On the heels of Facebook’s disclosure about the active measures Russian operatives have taken to exploit social media for disinformation, the Pew Research Center released findings of an ongoing tracking study showing that two-thirds (67%) of American now get at least some of their news via social media platforms.
While that represents only a modest increase since early 2016 -- the height of the Presidential primaries -- when 62% of Americans reported getting news from social media, the increase is being driven more by greater adoption among older, less educated and nonwhite Americans.
The study, conducted Aug. 8-21 and based on a survey of 4,971 adults, found that, for the first time, more than half (55%) of Americans age 50 and older say they get news from social media outlets.
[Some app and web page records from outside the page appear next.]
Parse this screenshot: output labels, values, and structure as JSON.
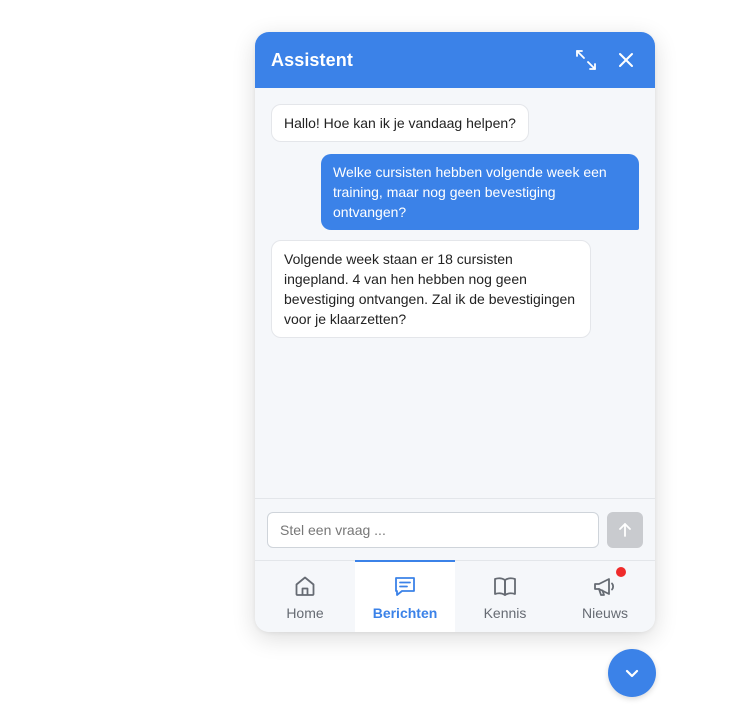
{
  "header": {
    "title": "Assistent",
    "expand_icon": "expand-icon",
    "close_icon": "close-icon"
  },
  "messages": [
    {
      "role": "assistant",
      "text": "Hallo! Hoe kan ik je vandaag helpen?"
    },
    {
      "role": "user",
      "text": "Welke cursisten hebben volgende week een training, maar nog geen bevestiging ontvangen?"
    },
    {
      "role": "assistant",
      "text": "Volgende week staan er 18 cursisten ingepland. 4 van hen hebben nog geen bevestiging ontvangen. Zal ik de bevestigingen voor je klaarzetten?"
    }
  ],
  "composer": {
    "placeholder": "Stel een vraag ...",
    "value": "",
    "send_icon": "arrow-up-icon"
  },
  "nav": {
    "items": [
      {
        "label": "Home",
        "icon": "home-icon",
        "active": false
      },
      {
        "label": "Berichten",
        "icon": "message-icon",
        "active": true
      },
      {
        "label": "Kennis",
        "icon": "book-icon",
        "active": false
      },
      {
        "label": "Nieuws",
        "icon": "megaphone-icon",
        "active": false,
        "badge": true
      }
    ]
  },
  "launcher": {
    "icon": "chevron-down-icon"
  },
  "colors": {
    "accent": "#3b82e8",
    "badge": "#ef2b2b",
    "send_disabled": "#c9cbcf"
  }
}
That represents a 10 percentage point increase from Pew’s last survey on the topic in 2016.
And those social media outlets include many more platforms, including some newer and rapidly rising ones.
Twitter, YouTube and Snapchat have grown the most as a source of news.
Instagram, LinkedIn and WhatsApp are also becoming significant sources.
“Not only have Americans grown somewhat in their use of social media for news overall, but now they are more likely than ever to get news from multiple social media sites,” Pew analysts Elisa Shearer and Jeffrey Gottfried write in the report, noting, “About one quarter of all U.S. adults (26%) get news from two or more of these sites, up from 18% in 2016 and 15% in 2013.”